* **WHAT YOU SHOULD DO**
Exact reproduction is required for all entries.

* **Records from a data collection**
====

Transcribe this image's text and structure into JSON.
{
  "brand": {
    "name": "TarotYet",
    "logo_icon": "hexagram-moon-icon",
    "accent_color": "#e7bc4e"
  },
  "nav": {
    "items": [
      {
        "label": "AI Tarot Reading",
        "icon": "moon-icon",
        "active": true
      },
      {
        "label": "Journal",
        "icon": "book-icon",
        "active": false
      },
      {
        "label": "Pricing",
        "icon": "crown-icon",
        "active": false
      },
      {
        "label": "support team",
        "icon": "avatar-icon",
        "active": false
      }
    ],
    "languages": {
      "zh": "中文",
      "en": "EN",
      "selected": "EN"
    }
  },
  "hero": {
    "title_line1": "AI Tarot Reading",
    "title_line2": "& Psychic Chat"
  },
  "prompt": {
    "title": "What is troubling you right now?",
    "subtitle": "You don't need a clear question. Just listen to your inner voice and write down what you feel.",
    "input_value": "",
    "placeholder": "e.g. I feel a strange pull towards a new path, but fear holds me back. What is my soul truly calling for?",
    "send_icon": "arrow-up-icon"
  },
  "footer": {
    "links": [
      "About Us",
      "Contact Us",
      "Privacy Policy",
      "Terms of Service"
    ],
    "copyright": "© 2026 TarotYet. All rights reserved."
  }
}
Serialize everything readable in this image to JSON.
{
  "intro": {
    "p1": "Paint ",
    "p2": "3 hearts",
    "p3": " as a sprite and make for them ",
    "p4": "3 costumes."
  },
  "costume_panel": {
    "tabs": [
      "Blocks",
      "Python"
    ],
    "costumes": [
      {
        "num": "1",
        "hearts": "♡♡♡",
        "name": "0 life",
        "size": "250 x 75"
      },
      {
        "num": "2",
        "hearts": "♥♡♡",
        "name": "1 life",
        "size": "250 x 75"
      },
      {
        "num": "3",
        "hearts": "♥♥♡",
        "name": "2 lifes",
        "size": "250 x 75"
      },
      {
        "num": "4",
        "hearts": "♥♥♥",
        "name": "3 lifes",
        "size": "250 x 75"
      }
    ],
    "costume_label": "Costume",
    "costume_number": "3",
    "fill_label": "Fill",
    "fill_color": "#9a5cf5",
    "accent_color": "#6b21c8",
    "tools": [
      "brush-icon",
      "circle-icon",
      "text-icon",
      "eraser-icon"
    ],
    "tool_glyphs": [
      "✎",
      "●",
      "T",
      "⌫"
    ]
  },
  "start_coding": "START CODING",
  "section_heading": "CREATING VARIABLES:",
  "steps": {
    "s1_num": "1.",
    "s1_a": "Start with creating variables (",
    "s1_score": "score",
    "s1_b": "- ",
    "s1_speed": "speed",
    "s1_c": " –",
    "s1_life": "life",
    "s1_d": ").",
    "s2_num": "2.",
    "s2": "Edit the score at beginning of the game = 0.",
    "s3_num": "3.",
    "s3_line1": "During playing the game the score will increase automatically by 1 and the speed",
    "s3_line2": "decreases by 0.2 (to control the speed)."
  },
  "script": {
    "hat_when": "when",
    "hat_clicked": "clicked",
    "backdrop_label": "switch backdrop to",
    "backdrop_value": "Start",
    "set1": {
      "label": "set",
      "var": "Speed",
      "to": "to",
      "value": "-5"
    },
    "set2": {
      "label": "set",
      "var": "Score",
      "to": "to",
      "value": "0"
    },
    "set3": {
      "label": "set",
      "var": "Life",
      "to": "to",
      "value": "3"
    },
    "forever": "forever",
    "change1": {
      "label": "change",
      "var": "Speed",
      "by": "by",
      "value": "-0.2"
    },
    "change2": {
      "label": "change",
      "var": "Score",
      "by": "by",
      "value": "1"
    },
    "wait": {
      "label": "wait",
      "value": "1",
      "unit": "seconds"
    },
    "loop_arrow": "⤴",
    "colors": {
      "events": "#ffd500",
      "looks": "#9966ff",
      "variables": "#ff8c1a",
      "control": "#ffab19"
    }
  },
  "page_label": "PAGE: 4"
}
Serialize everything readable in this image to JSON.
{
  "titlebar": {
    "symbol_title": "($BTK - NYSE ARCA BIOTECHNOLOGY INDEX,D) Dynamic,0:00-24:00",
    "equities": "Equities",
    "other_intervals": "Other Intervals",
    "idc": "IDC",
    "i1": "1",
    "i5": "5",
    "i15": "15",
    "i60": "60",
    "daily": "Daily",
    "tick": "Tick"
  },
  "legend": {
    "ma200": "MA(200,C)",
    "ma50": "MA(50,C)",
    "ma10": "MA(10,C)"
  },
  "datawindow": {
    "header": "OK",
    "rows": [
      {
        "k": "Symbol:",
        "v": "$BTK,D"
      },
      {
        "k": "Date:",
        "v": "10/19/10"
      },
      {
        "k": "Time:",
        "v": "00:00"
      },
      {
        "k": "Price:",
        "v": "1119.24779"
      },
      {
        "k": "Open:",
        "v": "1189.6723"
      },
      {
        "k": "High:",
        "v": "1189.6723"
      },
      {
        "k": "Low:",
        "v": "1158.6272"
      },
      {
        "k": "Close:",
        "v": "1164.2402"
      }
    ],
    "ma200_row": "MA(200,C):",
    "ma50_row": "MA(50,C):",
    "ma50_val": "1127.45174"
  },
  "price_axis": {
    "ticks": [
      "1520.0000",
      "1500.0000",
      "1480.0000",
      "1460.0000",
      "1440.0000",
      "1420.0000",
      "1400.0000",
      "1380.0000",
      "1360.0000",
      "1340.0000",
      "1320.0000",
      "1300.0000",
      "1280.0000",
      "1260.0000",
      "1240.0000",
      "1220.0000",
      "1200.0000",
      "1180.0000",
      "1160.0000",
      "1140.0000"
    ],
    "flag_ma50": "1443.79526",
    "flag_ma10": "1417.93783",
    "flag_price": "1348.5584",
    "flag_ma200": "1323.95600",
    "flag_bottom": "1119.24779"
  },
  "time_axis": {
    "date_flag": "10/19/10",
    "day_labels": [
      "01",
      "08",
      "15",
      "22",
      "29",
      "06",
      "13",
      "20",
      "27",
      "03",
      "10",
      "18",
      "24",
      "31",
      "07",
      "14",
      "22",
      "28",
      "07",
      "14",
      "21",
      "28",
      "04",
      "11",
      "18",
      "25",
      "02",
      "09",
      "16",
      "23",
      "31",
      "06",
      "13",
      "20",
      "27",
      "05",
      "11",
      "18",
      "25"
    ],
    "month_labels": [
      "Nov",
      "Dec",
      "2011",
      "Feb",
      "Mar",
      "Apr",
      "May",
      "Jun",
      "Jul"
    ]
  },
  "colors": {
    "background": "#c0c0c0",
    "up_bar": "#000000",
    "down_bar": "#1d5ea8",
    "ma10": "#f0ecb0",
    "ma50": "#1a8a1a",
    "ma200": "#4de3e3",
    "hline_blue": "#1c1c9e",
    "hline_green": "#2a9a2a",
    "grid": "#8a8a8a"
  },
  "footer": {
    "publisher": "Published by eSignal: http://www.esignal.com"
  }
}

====

* **ANSWER TO THIS PROBLEM**
Transcribe this image's text and structure into JSON.
{
  "brand": {
    "name": "TarotYet",
    "logo_icon": "hexagram-moon-icon",
    "accent_color": "#e7bc4e"
  },
  "nav": {
    "items": [
      {
        "label": "AI Tarot Reading",
        "icon": "moon-icon",
        "active": true
      },
      {
        "label": "Journal",
        "icon": "book-icon",
        "active": false
      },
      {
        "label": "Pricing",
        "icon": "crown-icon",
        "active": false
      },
      {
        "label": "support team",
        "icon": "avatar-icon",
        "active": false
      }
    ],
    "languages": {
      "zh": "中文",
      "en": "EN",
      "selected": "EN"
    }
  },
  "hero": {
    "title_line1": "AI Tarot Reading",
    "title_line2": "& Psychic Chat"
  },
  "prompt": {
    "title": "What is troubling you right now?",
    "subtitle": "You don't need a clear question. Just listen to your inner voice and write down what you feel.",
    "input_value": "",
    "placeholder": "e.g. I feel a strange pull towards a new path, but fear holds me back. What is my soul truly calling for?",
    "send_icon": "arrow-up-icon"
  },
  "footer": {
    "links": [
      "About Us",
      "Contact Us",
      "Privacy Policy",
      "Terms of Service"
    ],
    "copyright": "© 2026 TarotYet. All rights reserved."
  }
}
Serialize everything readable in this image to JSON.
{
  "intro": {
    "p1": "Paint ",
    "p2": "3 hearts",
    "p3": " as a sprite and make for them ",
    "p4": "3 costumes."
  },
  "costume_panel": {
    "tabs": [
      "Blocks",
      "Python"
    ],
    "costumes": [
      {
        "num": "1",
        "hearts": "♡♡♡",
        "name": "0 life",
        "size": "250 x 75"
      },
      {
        "num": "2",
        "hearts": "♥♡♡",
        "name": "1 life",
        "size": "250 x 75"
      },
      {
        "num": "3",
        "hearts": "♥♥♡",
        "name": "2 lifes",
        "size": "250 x 75"
      },
      {
        "num": "4",
        "hearts": "♥♥♥",
        "name": "3 lifes",
        "size": "250 x 75"
      }
    ],
    "costume_label": "Costume",
    "costume_number": "3",
    "fill_label": "Fill",
    "fill_color": "#9a5cf5",
    "accent_color": "#6b21c8",
    "tools": [
      "brush-icon",
      "circle-icon",
      "text-icon",
      "eraser-icon"
    ],
    "tool_glyphs": [
      "✎",
      "●",
      "T",
      "⌫"
    ]
  },
  "start_coding": "START CODING",
  "section_heading": "CREATING VARIABLES:",
  "steps": {
    "s1_num": "1.",
    "s1_a": "Start with creating variables (",
    "s1_score": "score",
    "s1_b": "- ",
    "s1_speed": "speed",
    "s1_c": " –",
    "s1_life": "life",
    "s1_d": ").",
    "s2_num": "2.",
    "s2": "Edit the score at beginning of the game = 0.",
    "s3_num": "3.",
    "s3_line1": "During playing the game the score will increase automatically by 1 and the speed",
    "s3_line2": "decreases by 0.2 (to control the speed)."
  },
  "script": {
    "hat_when": "when",
    "hat_clicked": "clicked",
    "backdrop_label": "switch backdrop to",
    "backdrop_value": "Start",
    "set1": {
      "label": "set",
      "var": "Speed",
      "to": "to",
      "value": "-5"
    },
    "set2": {
      "label": "set",
      "var": "Score",
      "to": "to",
      "value": "0"
    },
    "set3": {
      "label": "set",
      "var": "Life",
      "to": "to",
      "value": "3"
    },
    "forever": "forever",
    "change1": {
      "label": "change",
      "var": "Speed",
      "by": "by",
      "value": "-0.2"
    },
    "change2": {
      "label": "change",
      "var": "Score",
      "by": "by",
      "value": "1"
    },
    "wait": {
      "label": "wait",
      "value": "1",
      "unit": "seconds"
    },
    "loop_arrow": "⤴",
    "colors": {
      "events": "#ffd500",
      "looks": "#9966ff",
      "variables": "#ff8c1a",
      "control": "#ffab19"
    }
  },
  "page_label": "PAGE: 4"
}
Serialize everything readable in this image to JSON.
{
  "titlebar": {
    "symbol_title": "($BTK - NYSE ARCA BIOTECHNOLOGY INDEX,D) Dynamic,0:00-24:00",
    "equities": "Equities",
    "other_intervals": "Other Intervals",
    "idc": "IDC",
    "i1": "1",
    "i5": "5",
    "i15": "15",
    "i60": "60",
    "daily": "Daily",
    "tick": "Tick"
  },
  "legend": {
    "ma200": "MA(200,C)",
    "ma50": "MA(50,C)",
    "ma10": "MA(10,C)"
  },
  "datawindow": {
    "header": "OK",
    "rows": [
      {
        "k": "Symbol:",
        "v": "$BTK,D"
      },
      {
        "k": "Date:",
        "v": "10/19/10"
      },
      {
        "k": "Time:",
        "v": "00:00"
      },
      {
        "k": "Price:",
        "v": "1119.24779"
      },
      {
        "k": "Open:",
        "v": "1189.6723"
      },
      {
        "k": "High:",
        "v": "1189.6723"
      },
      {
        "k": "Low:",
        "v": "1158.6272"
      },
      {
        "k": "Close:",
        "v": "1164.2402"
      }
    ],
    "ma200_row": "MA(200,C):",
    "ma50_row": "MA(50,C):",
    "ma50_val": "1127.45174"
  },
  "price_axis": {
    "ticks": [
      "1520.0000",
      "1500.0000",
      "1480.0000",
      "1460.0000",
      "1440.0000",
      "1420.0000",
      "1400.0000",
      "1380.0000",
      "1360.0000",
      "1340.0000",
      "1320.0000",
      "1300.0000",
      "1280.0000",
      "1260.0000",
      "1240.0000",
      "1220.0000",
      "1200.0000",
      "1180.0000",
      "1160.0000",
      "1140.0000"
    ],
    "flag_ma50": "1443.79526",
    "flag_ma10": "1417.93783",
    "flag_price": "1348.5584",
    "flag_ma200": "1323.95600",
    "flag_bottom": "1119.24779"
  },
  "time_axis": {
    "date_flag": "10/19/10",
    "day_labels": [
      "01",
      "08",
      "15",
      "22",
      "29",
      "06",
      "13",
      "20",
      "27",
      "03",
      "10",
      "18",
      "24",
      "31",
      "07",
      "14",
      "22",
      "28",
      "07",
      "14",
      "21",
      "28",
      "04",
      "11",
      "18",
      "25",
      "02",
      "09",
      "16",
      "23",
      "31",
      "06",
      "13",
      "20",
      "27",
      "05",
      "11",
      "18",
      "25"
    ],
    "month_labels": [
      "Nov",
      "Dec",
      "2011",
      "Feb",
      "Mar",
      "Apr",
      "May",
      "Jun",
      "Jul"
    ]
  },
  "colors": {
    "background": "#c0c0c0",
    "up_bar": "#000000",
    "down_bar": "#1d5ea8",
    "ma10": "#f0ecb0",
    "ma50": "#1a8a1a",
    "ma200": "#4de3e3",
    "hline_blue": "#1c1c9e",
    "hline_green": "#2a9a2a",
    "grid": "#8a8a8a"
  },
  "footer": {
    "publisher": "Published by eSignal: http://www.esignal.com"
  }
}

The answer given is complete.